  58. Zhang J-M, Sieber-Blum M (1992): Characterization of the norepinephrine uptake system and the role of norepinephrine in the expression of the adrenergic phenotype by quail neural crest cells in clonal culture. Brain Res 570:251–258.

Article / Publication Details

First-Page Preview
Abstract of Original Paper

Published online: July 24, 2003
Issue release date: July 2003

Number of Print Pages: 13
Number of Figures: 6
Number of Tables: 1

ISSN: 0378-5866 (Print)
eISSN: 1421-9859 (Online)

For additional information: https://www.karger.com/DNE


Copyright / Drug Dosage / Disclaimer
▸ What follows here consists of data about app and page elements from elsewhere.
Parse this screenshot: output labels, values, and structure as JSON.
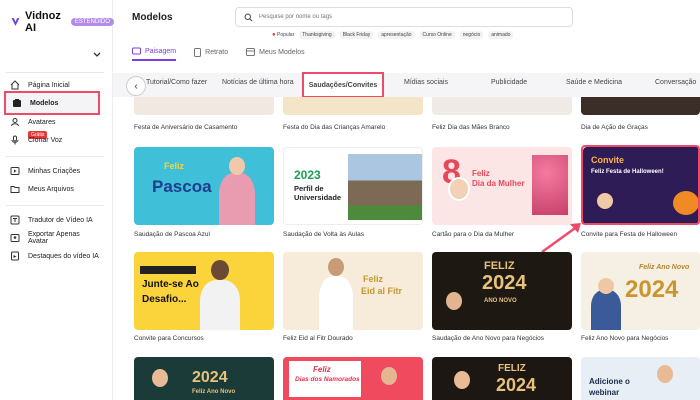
{
  "brand": {
    "name": "Vidnoz AI",
    "badge": "ESTENDIDO"
  },
  "sidebar": {
    "items": [
      {
        "label": "Página Inicial"
      },
      {
        "label": "Modelos"
      },
      {
        "label": "Avatares"
      },
      {
        "label": "Clonar Voz",
        "badge": "Grátis"
      },
      {
        "label": "Minhas Criações"
      },
      {
        "label": "Meus Arquivos"
      },
      {
        "label": "Tradutor de Vídeo IA"
      },
      {
        "label": "Exportar Apenas Avatar"
      },
      {
        "label": "Destaques do vídeo IA"
      }
    ]
  },
  "header": {
    "title": "Modelos",
    "search_placeholder": "Pesquise por nome ou tags",
    "tags": [
      "Popular",
      "Thanksgiving",
      "Black Friday",
      "apresentação",
      "Curso Online",
      "negócio",
      "animado"
    ]
  },
  "top_tabs": [
    {
      "label": "Paisagem"
    },
    {
      "label": "Retrato"
    },
    {
      "label": "Meus Modelos"
    }
  ],
  "categories": [
    "Tutorial/Como fazer",
    "Notícias de última hora",
    "Saudações/Convites",
    "Mídias sociais",
    "Publicidade",
    "Saúde e Medicina",
    "Conversação"
  ],
  "top_row_labels": [
    "Festa de Aniversário de Casamento",
    "Festa do Dia das Crianças Amarelo",
    "Feliz Dia das Mães Branco",
    "Dia de Ação de Graças"
  ],
  "rows": [
    [
      {
        "label": "Saudação de Pascoa Azul",
        "thumb_text": [
          "Feliz",
          "Pascoa"
        ]
      },
      {
        "label": "Saudação de Volta às Aulas",
        "thumb_text": [
          "2023",
          "Perfil de",
          "Universidade"
        ]
      },
      {
        "label": "Cartão para o Dia da Mulher",
        "thumb_text": [
          "Feliz",
          "Dia da Mulher"
        ]
      },
      {
        "label": "Convite para Festa de Halloween",
        "thumb_text": [
          "Convite",
          "Feliz Festa de Halloween!"
        ]
      }
    ],
    [
      {
        "label": "Convite para Concursos",
        "thumb_text": [
          "Junte-se Ao",
          "Desafio..."
        ]
      },
      {
        "label": "Feliz Eid al Fitr Dourado",
        "thumb_text": [
          "Feliz",
          "Eid al Fitr"
        ]
      },
      {
        "label": "Saudação de Ano Novo para Negócios",
        "thumb_text": [
          "FELIZ",
          "2024",
          "ANO NOVO"
        ]
      },
      {
        "label": "Feliz Ano Novo para Negócios",
        "thumb_text": [
          "Feliz Ano Novo",
          "2024"
        ]
      }
    ],
    [
      {
        "label": "",
        "thumb_text": [
          "2024",
          "Feliz Ano Novo"
        ]
      },
      {
        "label": "",
        "thumb_text": [
          "Feliz",
          "Dias dos Namorados"
        ]
      },
      {
        "label": "",
        "thumb_text": [
          "FELIZ",
          "2024"
        ]
      },
      {
        "label": "",
        "thumb_text": [
          "Adicione o",
          "webinar"
        ]
      }
    ]
  ],
  "colors": {
    "accent": "#7a3fe4",
    "highlight": "#ee4b6a"
  }
}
Copyright: All rights reserved. No part of this publication may be translated into other languages, reproduced or utilized in any form or by any means, electronic or mechanical, including photocopying, recording, microcopying, or by any information storage and retrieval system, without permission in writing from the publisher.
Drug Dosage: The authors and the publisher have exerted every effort to ensure that drug selection and dosage set forth in this text are in accord with current recommendations and practice at the time of publication. However, in view of ongoing research, changes in government regulations, and the constant flow of information relating to drug therapy and drug reactions, the reader is urged to check the package insert for each drug for any changes in indications and dosage and for added warnings and precautions. This is particularly important when the recommended agent is a new and/or infrequently employed drug.
Disclaimer: The statements, opinions and data contained in this publication are solely those of the individual authors and contributors and not of the publishers and the editor(s). The appearance of advertisements or/and product references in the publication is not a warranty, endorsement, or approval of the products or services advertised or of their effectiveness, quality or safety. The publisher and the editor(s) disclaim responsibility for any injury to persons or property resulting from any ideas, methods, instructions or products referred to in the content or advertisements.